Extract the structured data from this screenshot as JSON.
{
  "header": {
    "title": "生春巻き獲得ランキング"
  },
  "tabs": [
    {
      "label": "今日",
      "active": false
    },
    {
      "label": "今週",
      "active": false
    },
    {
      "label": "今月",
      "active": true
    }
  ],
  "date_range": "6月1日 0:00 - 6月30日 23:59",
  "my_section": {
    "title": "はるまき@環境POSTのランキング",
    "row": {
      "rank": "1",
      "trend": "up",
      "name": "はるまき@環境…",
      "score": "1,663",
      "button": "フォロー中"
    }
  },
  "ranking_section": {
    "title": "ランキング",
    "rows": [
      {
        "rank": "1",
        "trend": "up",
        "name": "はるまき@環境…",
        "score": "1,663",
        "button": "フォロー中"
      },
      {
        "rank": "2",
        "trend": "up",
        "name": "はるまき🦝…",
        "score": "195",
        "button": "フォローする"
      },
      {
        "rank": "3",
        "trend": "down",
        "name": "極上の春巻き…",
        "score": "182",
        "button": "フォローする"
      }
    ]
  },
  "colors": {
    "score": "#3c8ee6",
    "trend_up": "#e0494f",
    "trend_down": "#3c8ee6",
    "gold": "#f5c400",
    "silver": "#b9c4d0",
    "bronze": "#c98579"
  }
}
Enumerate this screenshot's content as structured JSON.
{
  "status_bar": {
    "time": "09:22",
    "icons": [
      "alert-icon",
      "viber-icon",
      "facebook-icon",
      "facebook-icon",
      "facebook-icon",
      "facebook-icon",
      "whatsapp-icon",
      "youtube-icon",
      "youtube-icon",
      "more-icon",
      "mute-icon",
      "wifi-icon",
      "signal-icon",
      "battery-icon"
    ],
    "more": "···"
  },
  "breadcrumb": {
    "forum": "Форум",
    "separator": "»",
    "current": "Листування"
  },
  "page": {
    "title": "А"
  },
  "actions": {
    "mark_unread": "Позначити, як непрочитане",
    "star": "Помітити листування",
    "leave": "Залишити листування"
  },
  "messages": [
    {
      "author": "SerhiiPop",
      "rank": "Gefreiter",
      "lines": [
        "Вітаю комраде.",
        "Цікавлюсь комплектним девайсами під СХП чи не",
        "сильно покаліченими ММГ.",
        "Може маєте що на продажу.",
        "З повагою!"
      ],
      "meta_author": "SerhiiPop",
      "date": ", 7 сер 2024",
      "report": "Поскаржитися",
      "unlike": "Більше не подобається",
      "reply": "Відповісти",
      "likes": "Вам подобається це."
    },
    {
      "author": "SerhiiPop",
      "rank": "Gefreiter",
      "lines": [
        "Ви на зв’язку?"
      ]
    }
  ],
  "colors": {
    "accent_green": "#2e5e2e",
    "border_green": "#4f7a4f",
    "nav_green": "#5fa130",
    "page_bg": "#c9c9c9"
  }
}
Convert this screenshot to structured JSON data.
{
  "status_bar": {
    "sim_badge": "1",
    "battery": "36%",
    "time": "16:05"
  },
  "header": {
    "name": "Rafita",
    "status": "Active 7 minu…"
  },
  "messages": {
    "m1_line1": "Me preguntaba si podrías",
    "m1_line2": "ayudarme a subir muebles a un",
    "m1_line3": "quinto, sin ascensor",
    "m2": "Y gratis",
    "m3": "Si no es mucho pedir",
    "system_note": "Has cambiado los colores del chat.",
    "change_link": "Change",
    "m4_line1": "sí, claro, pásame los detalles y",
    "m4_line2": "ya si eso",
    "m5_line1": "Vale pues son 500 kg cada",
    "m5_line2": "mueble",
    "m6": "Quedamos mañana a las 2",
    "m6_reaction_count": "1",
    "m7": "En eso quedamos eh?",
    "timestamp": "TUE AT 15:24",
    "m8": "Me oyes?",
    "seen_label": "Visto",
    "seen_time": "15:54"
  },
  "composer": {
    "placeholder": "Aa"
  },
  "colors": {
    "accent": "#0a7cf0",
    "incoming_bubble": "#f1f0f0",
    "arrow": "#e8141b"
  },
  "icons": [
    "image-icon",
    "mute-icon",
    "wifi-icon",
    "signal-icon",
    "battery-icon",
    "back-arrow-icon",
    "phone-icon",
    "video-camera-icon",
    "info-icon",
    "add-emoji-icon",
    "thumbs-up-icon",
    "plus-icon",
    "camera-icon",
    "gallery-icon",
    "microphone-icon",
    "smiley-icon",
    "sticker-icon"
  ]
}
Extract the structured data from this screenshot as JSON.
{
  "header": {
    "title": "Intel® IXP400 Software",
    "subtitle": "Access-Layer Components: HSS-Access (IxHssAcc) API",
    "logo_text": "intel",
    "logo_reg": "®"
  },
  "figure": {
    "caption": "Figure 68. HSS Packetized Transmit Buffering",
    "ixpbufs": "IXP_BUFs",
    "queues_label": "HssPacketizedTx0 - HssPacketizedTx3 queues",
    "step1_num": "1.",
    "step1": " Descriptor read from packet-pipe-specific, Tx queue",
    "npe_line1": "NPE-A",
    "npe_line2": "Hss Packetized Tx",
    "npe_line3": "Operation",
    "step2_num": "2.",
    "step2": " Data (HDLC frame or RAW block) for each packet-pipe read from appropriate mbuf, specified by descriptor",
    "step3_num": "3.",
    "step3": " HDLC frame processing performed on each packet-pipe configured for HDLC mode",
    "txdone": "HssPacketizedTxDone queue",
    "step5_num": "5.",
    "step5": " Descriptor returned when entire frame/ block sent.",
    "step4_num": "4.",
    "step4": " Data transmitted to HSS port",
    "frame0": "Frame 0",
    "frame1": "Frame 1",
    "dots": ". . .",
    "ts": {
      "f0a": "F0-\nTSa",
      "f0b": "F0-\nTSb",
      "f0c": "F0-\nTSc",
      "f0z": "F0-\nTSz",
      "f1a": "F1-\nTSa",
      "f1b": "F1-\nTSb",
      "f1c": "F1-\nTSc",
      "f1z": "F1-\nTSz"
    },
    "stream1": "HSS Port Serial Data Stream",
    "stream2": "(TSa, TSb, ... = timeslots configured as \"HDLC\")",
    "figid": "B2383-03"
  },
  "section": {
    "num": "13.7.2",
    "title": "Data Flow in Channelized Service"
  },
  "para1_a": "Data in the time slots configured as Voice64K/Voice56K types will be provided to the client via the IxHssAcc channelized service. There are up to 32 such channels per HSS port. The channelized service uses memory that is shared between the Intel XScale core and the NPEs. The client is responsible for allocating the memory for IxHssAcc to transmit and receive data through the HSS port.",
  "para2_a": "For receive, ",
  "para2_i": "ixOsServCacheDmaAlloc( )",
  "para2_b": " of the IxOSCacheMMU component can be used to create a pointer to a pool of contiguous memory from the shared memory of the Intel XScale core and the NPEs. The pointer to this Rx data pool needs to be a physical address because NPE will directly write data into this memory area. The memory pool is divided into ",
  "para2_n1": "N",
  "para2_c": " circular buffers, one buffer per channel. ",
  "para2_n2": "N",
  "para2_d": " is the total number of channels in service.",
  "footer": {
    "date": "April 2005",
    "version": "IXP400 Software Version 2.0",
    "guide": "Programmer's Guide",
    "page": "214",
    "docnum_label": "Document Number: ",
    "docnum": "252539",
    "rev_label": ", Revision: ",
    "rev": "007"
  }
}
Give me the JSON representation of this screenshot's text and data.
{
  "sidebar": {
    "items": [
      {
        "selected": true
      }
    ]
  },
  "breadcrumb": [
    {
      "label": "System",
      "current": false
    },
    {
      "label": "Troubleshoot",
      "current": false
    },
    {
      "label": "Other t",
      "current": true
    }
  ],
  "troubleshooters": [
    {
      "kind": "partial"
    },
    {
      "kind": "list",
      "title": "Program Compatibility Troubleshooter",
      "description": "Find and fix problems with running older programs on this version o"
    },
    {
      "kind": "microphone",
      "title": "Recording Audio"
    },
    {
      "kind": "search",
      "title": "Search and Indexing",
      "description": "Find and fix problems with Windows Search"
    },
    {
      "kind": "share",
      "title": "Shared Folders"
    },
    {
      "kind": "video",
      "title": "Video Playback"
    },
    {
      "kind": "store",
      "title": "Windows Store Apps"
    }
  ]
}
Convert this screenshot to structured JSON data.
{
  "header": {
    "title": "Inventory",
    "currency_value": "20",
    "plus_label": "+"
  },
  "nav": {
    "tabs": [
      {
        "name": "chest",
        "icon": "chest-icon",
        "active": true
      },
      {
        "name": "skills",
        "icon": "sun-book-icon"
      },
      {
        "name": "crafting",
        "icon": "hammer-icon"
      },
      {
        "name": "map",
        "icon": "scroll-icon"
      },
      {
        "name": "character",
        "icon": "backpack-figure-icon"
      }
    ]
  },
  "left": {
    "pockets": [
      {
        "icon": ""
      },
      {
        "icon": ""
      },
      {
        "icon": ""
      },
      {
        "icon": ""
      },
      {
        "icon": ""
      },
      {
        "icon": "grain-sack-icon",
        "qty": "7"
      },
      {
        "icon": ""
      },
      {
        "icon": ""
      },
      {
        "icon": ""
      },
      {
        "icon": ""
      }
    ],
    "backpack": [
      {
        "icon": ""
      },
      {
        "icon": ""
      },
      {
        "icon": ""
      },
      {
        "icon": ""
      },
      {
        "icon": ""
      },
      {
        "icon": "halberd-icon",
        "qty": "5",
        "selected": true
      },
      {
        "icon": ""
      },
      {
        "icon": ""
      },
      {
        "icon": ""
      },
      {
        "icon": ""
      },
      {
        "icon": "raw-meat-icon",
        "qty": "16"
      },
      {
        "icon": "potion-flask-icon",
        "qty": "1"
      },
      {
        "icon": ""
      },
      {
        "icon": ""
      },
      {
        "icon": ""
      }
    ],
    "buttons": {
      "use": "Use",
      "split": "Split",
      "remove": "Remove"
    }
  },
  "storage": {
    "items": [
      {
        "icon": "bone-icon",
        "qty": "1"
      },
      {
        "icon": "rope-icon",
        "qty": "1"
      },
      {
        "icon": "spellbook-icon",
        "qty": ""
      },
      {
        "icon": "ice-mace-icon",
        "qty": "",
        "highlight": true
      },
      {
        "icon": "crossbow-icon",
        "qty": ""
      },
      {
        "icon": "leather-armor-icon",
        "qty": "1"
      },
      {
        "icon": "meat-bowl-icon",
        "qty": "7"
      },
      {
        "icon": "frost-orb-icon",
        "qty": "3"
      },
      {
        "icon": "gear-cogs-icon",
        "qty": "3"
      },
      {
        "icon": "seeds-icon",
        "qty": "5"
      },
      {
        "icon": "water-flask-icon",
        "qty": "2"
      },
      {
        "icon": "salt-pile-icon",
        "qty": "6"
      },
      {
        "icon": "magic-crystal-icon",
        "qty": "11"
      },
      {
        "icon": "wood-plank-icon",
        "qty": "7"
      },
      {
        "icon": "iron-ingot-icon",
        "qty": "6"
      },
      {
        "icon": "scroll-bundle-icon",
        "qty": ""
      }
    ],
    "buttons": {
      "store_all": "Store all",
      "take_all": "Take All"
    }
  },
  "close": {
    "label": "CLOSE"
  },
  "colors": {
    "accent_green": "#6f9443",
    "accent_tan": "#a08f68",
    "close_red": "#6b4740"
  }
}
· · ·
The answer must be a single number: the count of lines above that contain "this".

8